Failing at marriage, as painful as it was at the time, helped me learn how to be happier.
My mistakes made me more compassionate.
I played an active role in trashing my relationship with Jared. I hurt him in a hundred ways, big and small. Never once could I claim to be the victim of a bad marriage.
The guilt and shame of my mistakes weighed me down for months.
When they finally lifted, I was left with a scar of compassion.
I am slower to judge. I understand weakness and bad decisions because my own story is filled with them. I see good people make hurtful decisions and I remember my own trudge through the muck. I offer others what was given to me: faith in character despite actions.
I know that sounds like a diatribe about being a better person, but it’s not about being a “good” person. It’s about how being able to really see people makes it easier to coexist with them.
Having compassion makes me happier.
Anger and resentment weigh us down. They do more damage to us than to the people we think we are punishing with our judgment. It’s easier to let go of that crap when we can see ourselves, flawed and yet lovable, in someone else.

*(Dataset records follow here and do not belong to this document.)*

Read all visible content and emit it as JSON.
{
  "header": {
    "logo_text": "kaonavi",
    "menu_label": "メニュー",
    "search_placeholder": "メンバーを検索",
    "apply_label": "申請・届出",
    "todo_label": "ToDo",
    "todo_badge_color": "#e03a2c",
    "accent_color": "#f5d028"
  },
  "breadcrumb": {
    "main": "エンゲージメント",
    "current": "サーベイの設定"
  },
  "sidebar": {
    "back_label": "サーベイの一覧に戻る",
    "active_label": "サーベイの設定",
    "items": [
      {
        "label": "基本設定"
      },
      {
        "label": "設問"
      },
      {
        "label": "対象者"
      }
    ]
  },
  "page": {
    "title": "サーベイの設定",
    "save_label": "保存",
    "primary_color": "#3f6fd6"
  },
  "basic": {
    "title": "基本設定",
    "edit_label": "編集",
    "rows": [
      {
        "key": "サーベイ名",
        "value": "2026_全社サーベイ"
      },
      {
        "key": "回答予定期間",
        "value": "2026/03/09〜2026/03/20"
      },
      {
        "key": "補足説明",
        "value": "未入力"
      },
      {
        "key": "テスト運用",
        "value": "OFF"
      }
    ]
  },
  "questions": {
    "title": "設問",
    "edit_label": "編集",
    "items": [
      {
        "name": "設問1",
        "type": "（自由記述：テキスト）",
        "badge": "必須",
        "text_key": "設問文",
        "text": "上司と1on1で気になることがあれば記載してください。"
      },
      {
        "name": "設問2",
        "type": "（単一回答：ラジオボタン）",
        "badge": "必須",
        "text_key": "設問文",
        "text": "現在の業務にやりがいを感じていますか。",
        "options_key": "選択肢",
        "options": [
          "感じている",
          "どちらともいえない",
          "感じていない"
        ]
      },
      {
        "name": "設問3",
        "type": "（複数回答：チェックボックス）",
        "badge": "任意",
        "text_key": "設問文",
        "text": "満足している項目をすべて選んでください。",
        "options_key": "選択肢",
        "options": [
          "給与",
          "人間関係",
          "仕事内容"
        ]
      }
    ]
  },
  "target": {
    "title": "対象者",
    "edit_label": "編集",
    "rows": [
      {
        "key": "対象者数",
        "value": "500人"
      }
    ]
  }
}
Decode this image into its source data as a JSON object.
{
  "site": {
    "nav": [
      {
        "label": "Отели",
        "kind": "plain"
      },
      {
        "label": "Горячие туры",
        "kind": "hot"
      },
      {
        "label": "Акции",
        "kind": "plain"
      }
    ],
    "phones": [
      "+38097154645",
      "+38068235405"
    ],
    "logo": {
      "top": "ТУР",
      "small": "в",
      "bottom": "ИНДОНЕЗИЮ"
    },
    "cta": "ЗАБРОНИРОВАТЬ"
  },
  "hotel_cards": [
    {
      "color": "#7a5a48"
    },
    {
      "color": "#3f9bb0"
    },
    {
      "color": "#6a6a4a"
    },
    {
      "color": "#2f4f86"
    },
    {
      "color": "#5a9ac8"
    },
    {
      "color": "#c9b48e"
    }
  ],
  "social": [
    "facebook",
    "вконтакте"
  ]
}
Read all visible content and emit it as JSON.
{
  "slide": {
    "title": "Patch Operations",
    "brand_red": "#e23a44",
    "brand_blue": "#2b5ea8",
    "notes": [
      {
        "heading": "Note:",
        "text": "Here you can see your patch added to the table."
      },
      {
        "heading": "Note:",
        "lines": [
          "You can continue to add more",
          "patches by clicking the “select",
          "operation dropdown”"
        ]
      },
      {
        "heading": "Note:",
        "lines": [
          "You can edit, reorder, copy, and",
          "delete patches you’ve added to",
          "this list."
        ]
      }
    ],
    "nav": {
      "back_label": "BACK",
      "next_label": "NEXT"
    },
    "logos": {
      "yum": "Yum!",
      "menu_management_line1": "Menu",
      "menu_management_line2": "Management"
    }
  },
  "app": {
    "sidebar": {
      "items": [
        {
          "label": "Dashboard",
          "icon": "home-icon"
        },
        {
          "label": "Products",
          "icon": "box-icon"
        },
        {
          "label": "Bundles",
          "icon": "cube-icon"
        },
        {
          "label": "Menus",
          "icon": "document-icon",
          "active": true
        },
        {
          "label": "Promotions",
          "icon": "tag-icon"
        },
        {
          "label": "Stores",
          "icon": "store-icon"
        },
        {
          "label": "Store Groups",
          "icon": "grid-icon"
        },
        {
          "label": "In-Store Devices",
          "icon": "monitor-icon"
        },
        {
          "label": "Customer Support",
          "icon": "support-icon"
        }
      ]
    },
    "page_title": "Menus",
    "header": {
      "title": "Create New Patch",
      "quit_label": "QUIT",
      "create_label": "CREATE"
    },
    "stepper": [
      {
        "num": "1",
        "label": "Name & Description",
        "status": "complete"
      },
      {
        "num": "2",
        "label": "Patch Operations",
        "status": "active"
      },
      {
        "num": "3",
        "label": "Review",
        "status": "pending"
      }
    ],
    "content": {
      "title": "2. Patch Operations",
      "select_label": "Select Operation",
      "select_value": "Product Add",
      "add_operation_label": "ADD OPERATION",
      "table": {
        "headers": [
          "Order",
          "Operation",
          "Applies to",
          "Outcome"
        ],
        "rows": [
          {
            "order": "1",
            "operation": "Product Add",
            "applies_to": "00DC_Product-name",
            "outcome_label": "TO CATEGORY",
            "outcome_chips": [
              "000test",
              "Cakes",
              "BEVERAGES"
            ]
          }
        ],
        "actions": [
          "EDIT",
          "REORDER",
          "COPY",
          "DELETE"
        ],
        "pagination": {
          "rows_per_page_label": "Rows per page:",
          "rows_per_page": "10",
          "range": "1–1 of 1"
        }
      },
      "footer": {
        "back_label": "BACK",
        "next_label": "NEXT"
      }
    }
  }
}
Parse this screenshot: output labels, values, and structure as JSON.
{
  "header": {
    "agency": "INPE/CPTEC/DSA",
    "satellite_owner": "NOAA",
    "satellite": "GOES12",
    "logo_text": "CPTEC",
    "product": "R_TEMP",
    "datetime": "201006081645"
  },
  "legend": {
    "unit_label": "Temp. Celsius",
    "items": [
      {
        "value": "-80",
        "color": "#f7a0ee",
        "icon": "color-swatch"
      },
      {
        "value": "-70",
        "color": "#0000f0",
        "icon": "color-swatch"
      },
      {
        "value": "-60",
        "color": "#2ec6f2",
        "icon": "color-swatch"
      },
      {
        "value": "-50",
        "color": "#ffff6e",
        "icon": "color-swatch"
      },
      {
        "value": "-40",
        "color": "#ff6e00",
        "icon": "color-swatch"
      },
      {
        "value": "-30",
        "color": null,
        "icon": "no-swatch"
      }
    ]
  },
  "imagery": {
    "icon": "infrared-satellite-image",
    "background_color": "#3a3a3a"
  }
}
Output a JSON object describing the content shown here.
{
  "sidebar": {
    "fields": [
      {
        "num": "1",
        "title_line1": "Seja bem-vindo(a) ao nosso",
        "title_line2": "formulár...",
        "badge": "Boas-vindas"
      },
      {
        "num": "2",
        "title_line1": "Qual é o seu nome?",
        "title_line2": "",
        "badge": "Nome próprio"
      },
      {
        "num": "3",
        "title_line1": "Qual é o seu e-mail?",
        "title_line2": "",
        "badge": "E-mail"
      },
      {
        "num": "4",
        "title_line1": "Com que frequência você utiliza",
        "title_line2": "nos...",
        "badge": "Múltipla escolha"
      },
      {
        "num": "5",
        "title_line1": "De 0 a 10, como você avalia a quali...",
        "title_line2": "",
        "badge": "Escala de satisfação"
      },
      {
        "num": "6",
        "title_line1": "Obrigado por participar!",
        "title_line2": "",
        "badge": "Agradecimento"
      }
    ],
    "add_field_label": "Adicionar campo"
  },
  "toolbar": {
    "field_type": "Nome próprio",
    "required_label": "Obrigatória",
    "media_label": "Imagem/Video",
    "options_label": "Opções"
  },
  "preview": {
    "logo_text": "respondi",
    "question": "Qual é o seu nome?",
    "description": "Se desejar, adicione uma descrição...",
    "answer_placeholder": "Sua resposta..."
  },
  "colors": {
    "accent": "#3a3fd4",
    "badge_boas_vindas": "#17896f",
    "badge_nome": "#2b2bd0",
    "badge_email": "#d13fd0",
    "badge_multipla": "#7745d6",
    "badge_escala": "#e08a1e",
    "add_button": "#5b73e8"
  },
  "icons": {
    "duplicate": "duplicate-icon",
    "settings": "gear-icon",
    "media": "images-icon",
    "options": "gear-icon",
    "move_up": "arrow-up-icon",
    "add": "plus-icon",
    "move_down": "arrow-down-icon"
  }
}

Facing being wrong showed me how much there was to learn.
I was known for having strong opinions. I would insist that I had invested a lot of thought and research into forming them, and therefore it made perfect sense for me to cling to and defend them vigorously. I was insistent because I was right.
Being right led me to the brink of divorce.
In marriage counseling, I had to hear all about all of the ways I had been wrong. In some cases, I had been wrong for years. The things I’d been sure I needed to be happy proved to be utterly useless in improving my life or my relationship.
I had to start over with brand new paradigms, behaviors, and tools.
I’m more likely to keep my mind open to other options and opinions now. I assume this makes me more pleasant to live with, but it also opens me up to new opportunities for learning. Come to find out, discovering new things makes me happier. It’s fun to find out something you didn’t know before.
I still struggle with my fear of being wrong, but I also know on some level, that getting it wrong doesn’t have to mean the end.
Disappointing people made me realize who matters most.
Telling Jared I thought I wanted a divorce was hard. Telling my parents, his parents, and all of our friends that we were splitting up was almost harder.
I had to face my own fears about disappointing everyone and being seen as a bad person. I was more afraid of what everyone outside my marriage was thinking than about what Jared thought or felt. But when the proverbial shit hit the fan and the dust began to settle, the only thing I cared about losing was Jared and the kids. I wanted our family. I wanted my relationship with my husband.
Ironically, as Jared and I started to put our marriage back together, people did share their opinions about me. Some of my biggest fears were realized: I was a disappointment to some and I did become a bad person to others.
I braced myself for the inevitable crush of being hated… but it never came.
Disappointing people didn’t kill me.
Being unliked didn’t kill me.
Not only didn’t it kill me, it really wasn’t all that bad. I still got to laugh and love and go out in public and eat food I liked and dance to my favorite music and pretty much go on exactly the same way as before. I learned that there were very few people whose opinions could affect my day-to-day life.
That freedom not only strengthened my marriage, it gave me the courage I needed to chase after my personal dreams.
When I find myself imagining what I assume people say and think about me, I try to stop and remember how irrelevant and unlikely those scenarios are. I imagine those other people getting out of their own bed, slipping their feet into their own slippers, and focusing on their own worries and people who matter most. I remember that none of the thoughts they might have in their own bedroom can change what happens in mine. I look at my shoes and affirm that I am the only one who has to walk around in them today.
I know it sounds silly, but doing that exercise gives me the guts to walk where I want.
Our failures give us room to rebuild.
Do I wish I could have gotten to where we are today without all of the pain Jared and I inflicted on each other? Absolutely.
But I’m grateful for the rebuilding that has taken place since our near-divorce.
I’m grateful for the humility that comes from falling on your face; life is a little sweeter when you realize how utterly fallible we all are. I appreciate the things I’ve learned that I wouldn’t have noticed when I was certain I already knew everything. I’m glad to be able to worry less about what other people think of me.
I am not glad for having hurt my husband, but I am thankful for the lessons we’ve learned.
Of course, none of us gets it right all the time. We are, all of us, failures at some point in our lives. Probably more than once. If we’re lucky, these failures help us tap into our common humanity and we learn something along the way.
Have you been humbled by failure? Do you think any good has come from it?